“I think my age on my ID solidifies me as one of the veterans. When you do things the right way, that's what it means to be a veteran. Show up first, last one there. That's what it means to be a veteran. Establishing myself there and doing things that are right, the guys have followed and listened and embraced me and I love it.”

No word on whether Pondexter got teary-eyed when he got a breakaway steal and dunk for his first points since the 2015 playoffs, when the Pelicans were eliminated in the first round of the playoffs by the eventual champion Warriors.

“I know I’m going to get emotional on the court later on and probably tear up,” Pondexter said after the morning shootaround. “I told Robin that a thousand times. People don’t know what you’ve been through. There are a lot of times they’re not there besides your close family and friends. I appreciate them carrying me through this whole process.”

Bulls coach Fred Hoiberg can relate to Pondexter, with Hoiberg’s heart ailment cutting his career short. When the Bulls coach speaks about the frailty of the game and how precious things are in the NBA, Pondexter is living, breathing proof.

“I’m really really happy for Quincy.
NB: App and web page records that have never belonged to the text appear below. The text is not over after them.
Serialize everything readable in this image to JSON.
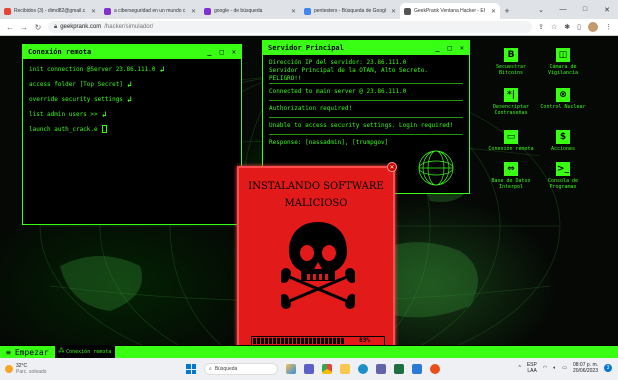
{
  "browser": {
    "tabs": [
      {
        "label": "Recibidos (3) - dimd82@gmail.c",
        "fav_color": "#ea4335"
      },
      {
        "label": "a ciberseguridad en un mundo c",
        "fav_color": "#8430ce"
      },
      {
        "label": "google - de búsqueda",
        "fav_color": "#8430ce"
      },
      {
        "label": "pentesters - Búsqueda de Googl",
        "fav_color": "#4285f4"
      },
      {
        "label": "GeekPrank Ventana Hacker - El",
        "fav_color": "#555555"
      }
    ],
    "url_domain": "geekprank.com",
    "url_path": "/hacker/simulador/",
    "window_controls": [
      "⌄",
      "—",
      "□",
      "✕"
    ]
  },
  "conexion_window": {
    "title": "Conexión remota",
    "lines": [
      {
        "text": "init connection @Server 23.86.111.0",
        "icon": "enter"
      },
      {
        "text": "access folder [Top Secret]",
        "icon": "enter"
      },
      {
        "text": "override security settings",
        "icon": "enter"
      },
      {
        "text": "list admin users >>",
        "icon": "enter"
      },
      {
        "text": "launch auth_crack.e",
        "icon": "cursor"
      }
    ]
  },
  "server_window": {
    "title": "Servidor Principal",
    "block1": [
      "Dirección IP del servidor: 23.86.111.0",
      "Servidor Principal de la OTAN, Alto Secreto. PELIGRO!!"
    ],
    "block2": [
      "Connected to main server @ 23.86.111.0"
    ],
    "block3": [
      "Authorization required!"
    ],
    "block4": [
      "Unable to access security settings. Login required!"
    ],
    "block5": [
      "Response: [nassadmin], [trumpgov]"
    ]
  },
  "desktop_icons": [
    {
      "label": "Secuestrar Bitcoins",
      "glyph": "B"
    },
    {
      "label": "Cámara de Vigilancia",
      "glyph": "◫"
    },
    {
      "label": "Desencriptar Contraseñas",
      "glyph": "*|"
    },
    {
      "label": "Control Nuclear",
      "glyph": "⊗"
    },
    {
      "label": "Conexión remota",
      "glyph": "▭"
    },
    {
      "label": "Acciones",
      "glyph": "$"
    },
    {
      "label": "Base de Datos Interpol",
      "glyph": "⇔"
    },
    {
      "label": "Consola de Programas",
      "glyph": ">_"
    }
  ],
  "popup": {
    "title_line1": "INSTALANDO SOFTWARE",
    "title_line2": "MALICIOSO",
    "progress_percent": 83,
    "progress_label": "83%"
  },
  "hacker_taskbar": {
    "start_label": "Empezar",
    "task_label": "Conexión remota"
  },
  "win_taskbar": {
    "temperature": "32°C",
    "weather": "Parc. soleado",
    "search_placeholder": "Búsqueda",
    "lang": "ESP",
    "lang_sub": "LAA",
    "time": "08:07 p. m.",
    "date": "20/06/2023",
    "notifications": "3"
  }
}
For a time there, his life was in danger with his infection. I know he’s really excited to get his career going again,” Hoiberg said. “I never got that opportunity to get back out there. I tell these guys to cherish it ever day. You never know when it can end. All of a sudden. For Quincy to get this chance, it’s awesome.”

Pondexter, with the straightest of faces, called basketball his “obsession” and he felt happy to get back on the floor, if even for a few minutes.

“I love it to death. It’s my life,” Pondexter said. “Basketball is what got me through it---my family and basketball. It was like, ‘How can I make this story even better? Do I quit?’ No. I watched so many inspirational movies, 'Hacksaw Ridge.' They get you through tough times because you say, ‘That’s going to be me.’ I’m going to be able to inspire someone down the road. That’s really helped me.”

A hamstring injury slowed Pondexter in training camp, which would explain his lack of explosive lift in the season opener.

No one was really sure if the Bulls would hold onto him for the season, but it’s clear he holds value beyond the box score. When he finished his media session, Lopez turned to Pondexter and said, “Now you’re stuck with me”, putting his arm around his teammate.

“Being able to play after two and a half years, it feels like hundreds of surgeries, getting traded to this organization. It's been a lot,” Pondexter said. “I wouldn't trade any of that for this moment right now and how I feel in my heart. I can't wait to get on this floor and play with my teammates and try to do something special. The journey is worth it.”